## [Prompt]
If a line in the entries contains the word "department", list it.

(Items listed in a dataset)
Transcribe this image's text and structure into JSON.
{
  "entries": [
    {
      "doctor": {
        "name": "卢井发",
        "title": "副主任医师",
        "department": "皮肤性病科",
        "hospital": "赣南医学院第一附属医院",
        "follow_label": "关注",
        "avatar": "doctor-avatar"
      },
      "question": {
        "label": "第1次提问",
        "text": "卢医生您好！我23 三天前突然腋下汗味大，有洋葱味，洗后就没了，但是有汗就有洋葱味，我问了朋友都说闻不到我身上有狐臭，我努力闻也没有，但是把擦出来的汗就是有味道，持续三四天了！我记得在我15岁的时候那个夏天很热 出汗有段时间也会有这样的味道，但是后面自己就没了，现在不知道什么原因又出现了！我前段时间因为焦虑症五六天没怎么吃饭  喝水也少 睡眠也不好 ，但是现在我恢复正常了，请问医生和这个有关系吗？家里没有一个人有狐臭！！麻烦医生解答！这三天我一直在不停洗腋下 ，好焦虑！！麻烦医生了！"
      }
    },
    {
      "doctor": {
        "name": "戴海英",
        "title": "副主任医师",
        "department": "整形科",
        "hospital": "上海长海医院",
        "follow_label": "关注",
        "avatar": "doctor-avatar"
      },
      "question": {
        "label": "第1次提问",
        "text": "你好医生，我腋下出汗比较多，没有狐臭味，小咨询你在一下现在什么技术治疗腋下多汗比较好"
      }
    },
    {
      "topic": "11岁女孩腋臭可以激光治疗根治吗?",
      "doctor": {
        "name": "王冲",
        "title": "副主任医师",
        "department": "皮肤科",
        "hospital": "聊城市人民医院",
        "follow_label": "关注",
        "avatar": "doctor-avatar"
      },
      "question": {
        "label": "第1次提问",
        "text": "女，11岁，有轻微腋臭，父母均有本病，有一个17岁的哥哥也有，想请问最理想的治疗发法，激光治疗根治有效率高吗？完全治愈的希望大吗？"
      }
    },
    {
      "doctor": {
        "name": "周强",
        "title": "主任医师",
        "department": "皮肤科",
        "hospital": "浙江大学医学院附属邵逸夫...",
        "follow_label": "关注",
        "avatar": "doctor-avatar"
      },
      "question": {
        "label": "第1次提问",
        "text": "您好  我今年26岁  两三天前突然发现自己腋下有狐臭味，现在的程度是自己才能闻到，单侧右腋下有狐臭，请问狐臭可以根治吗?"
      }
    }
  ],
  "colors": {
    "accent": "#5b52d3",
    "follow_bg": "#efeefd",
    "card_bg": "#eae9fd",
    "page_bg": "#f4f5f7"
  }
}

## [Solution below]
        "department": "皮肤性病科",
        "department": "整形科",
        "department": "皮肤科",
        "department": "皮肤科",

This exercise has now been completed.